Earlier this month, the Obama administration released its final Clean Power Plan (“Plan”), a comprehensive set of rules and standards geared toward decreasing carbon emissions from coal- and gas-fired power plants and combatting global warming. The Clean Power Plan focuses on the nation’s largest carbon emitter, the electricity sector, which in 2013 accounted for an estimated 31% of U.S. greenhouse gas emissions. New York Governor Andrew Cuomo has expressed strong support for the Plan, stating, “The President’s Clean Power Plan is a visionary step forward for our nation, and it provides a robust and equitable approach to reducing America’s carbon pollution. Here in New York, we have embraced the challenge of climate change with a commitment to cut harmful carbon pollution by 40 percent by 2030, and I look forward to working alongside our partners in the federal government to bring about a cleaner, safer future for all.” New York must submit a strategy to implement the Clean Power Plan to EPA by September 16, 2016.

Under the Plan, each state will be responsible for achieving individualized carbon-reduction goals by 2030. Each goal is based on energy production, rather than energy consumption, and in consideration of the great variety of energy sources utilized across the country, states will have the opportunity to develop individualized plans in order to best implement the standards and to achieve the necessary reduction in carbon emissions. In order to ensure that the new standards do not negatively impact electricity reliability, each final plan must include a demonstrated consideration of its potential impact on reliability. In addition, EPA believes that both the 15-year timeframe for the states to develop and implement the necessary changes, in addition to the permitted flexibility in implementing the plans, provide ample opportunity for states to ensure that any changes do not impair electricity reliability. EPA has described the Plan as both flexible and fair, and estimates that by 2030, the Clean Power Plan will reduce the power sector’s carbon pollution by 32% below 2005 levels.
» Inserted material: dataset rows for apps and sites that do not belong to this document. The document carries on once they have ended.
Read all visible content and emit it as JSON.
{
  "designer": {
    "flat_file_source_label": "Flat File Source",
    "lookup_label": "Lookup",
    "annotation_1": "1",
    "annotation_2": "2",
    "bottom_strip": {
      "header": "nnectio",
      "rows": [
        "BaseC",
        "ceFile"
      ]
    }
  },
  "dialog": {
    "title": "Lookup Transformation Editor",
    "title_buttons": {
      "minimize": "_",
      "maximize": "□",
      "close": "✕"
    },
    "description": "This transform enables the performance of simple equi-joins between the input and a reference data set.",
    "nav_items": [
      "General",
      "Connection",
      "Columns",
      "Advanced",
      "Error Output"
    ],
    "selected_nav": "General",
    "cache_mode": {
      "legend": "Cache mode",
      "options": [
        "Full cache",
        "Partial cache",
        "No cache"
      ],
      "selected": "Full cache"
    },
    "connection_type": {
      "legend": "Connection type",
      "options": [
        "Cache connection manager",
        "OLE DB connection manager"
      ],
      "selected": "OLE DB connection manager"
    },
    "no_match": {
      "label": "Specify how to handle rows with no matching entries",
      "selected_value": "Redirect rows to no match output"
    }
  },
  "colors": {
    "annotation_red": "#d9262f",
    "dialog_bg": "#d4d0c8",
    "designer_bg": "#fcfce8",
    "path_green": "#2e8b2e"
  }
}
Since the release of the Clean Power Plan, critics have questioned both its potential effectiveness and its legality. Late last week, a group of state attorneys general filed an emergency petition to delay the effective date of certain rules within the Plan, pending judicial review. The group finds fault with provisions of the Plan that require submissions of initial state implementation plans by September 6, 2016, rather than allowing each state a certain amount of time to submit plans following the publication of the final rule in the Federal Register. Failure to submit an approved plan by the deadline will result in the implementation of a federal plan. Fifteen states have also requested a stay of the final rule, stating that the EPA has intentionally delayed publishing released rules in the past.